:: Excerpted data ::
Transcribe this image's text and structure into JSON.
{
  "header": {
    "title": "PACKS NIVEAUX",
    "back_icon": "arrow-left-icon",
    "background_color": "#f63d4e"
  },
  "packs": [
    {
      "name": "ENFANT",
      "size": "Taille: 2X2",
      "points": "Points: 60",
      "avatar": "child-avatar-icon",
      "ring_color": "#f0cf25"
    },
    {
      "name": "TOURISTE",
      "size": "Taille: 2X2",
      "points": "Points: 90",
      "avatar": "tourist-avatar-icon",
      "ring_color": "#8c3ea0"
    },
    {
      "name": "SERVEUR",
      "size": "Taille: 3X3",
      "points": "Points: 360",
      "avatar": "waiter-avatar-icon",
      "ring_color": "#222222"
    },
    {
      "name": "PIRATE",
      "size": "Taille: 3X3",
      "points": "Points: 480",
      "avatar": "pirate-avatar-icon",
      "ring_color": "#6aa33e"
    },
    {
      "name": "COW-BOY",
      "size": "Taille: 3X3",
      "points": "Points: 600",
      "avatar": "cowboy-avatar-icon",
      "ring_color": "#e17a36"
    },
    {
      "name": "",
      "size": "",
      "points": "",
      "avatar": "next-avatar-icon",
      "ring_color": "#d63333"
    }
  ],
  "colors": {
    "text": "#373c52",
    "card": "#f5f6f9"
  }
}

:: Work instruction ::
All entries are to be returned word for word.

:: Output of the task ::
Transcribe this image's text and structure into JSON.
{
  "header": {
    "title": "PACKS NIVEAUX",
    "back_icon": "arrow-left-icon",
    "background_color": "#f63d4e"
  },
  "packs": [
    {
      "name": "ENFANT",
      "size": "Taille: 2X2",
      "points": "Points: 60",
      "avatar": "child-avatar-icon",
      "ring_color": "#f0cf25"
    },
    {
      "name": "TOURISTE",
      "size": "Taille: 2X2",
      "points": "Points: 90",
      "avatar": "tourist-avatar-icon",
      "ring_color": "#8c3ea0"
    },
    {
      "name": "SERVEUR",
      "size": "Taille: 3X3",
      "points": "Points: 360",
      "avatar": "waiter-avatar-icon",
      "ring_color": "#222222"
    },
    {
      "name": "PIRATE",
      "size": "Taille: 3X3",
      "points": "Points: 480",
      "avatar": "pirate-avatar-icon",
      "ring_color": "#6aa33e"
    },
    {
      "name": "COW-BOY",
      "size": "Taille: 3X3",
      "points": "Points: 600",
      "avatar": "cowboy-avatar-icon",
      "ring_color": "#e17a36"
    },
    {
      "name": "",
      "size": "",
      "points": "",
      "avatar": "next-avatar-icon",
      "ring_color": "#d63333"
    }
  ],
  "colors": {
    "text": "#373c52",
    "card": "#f5f6f9"
  }
}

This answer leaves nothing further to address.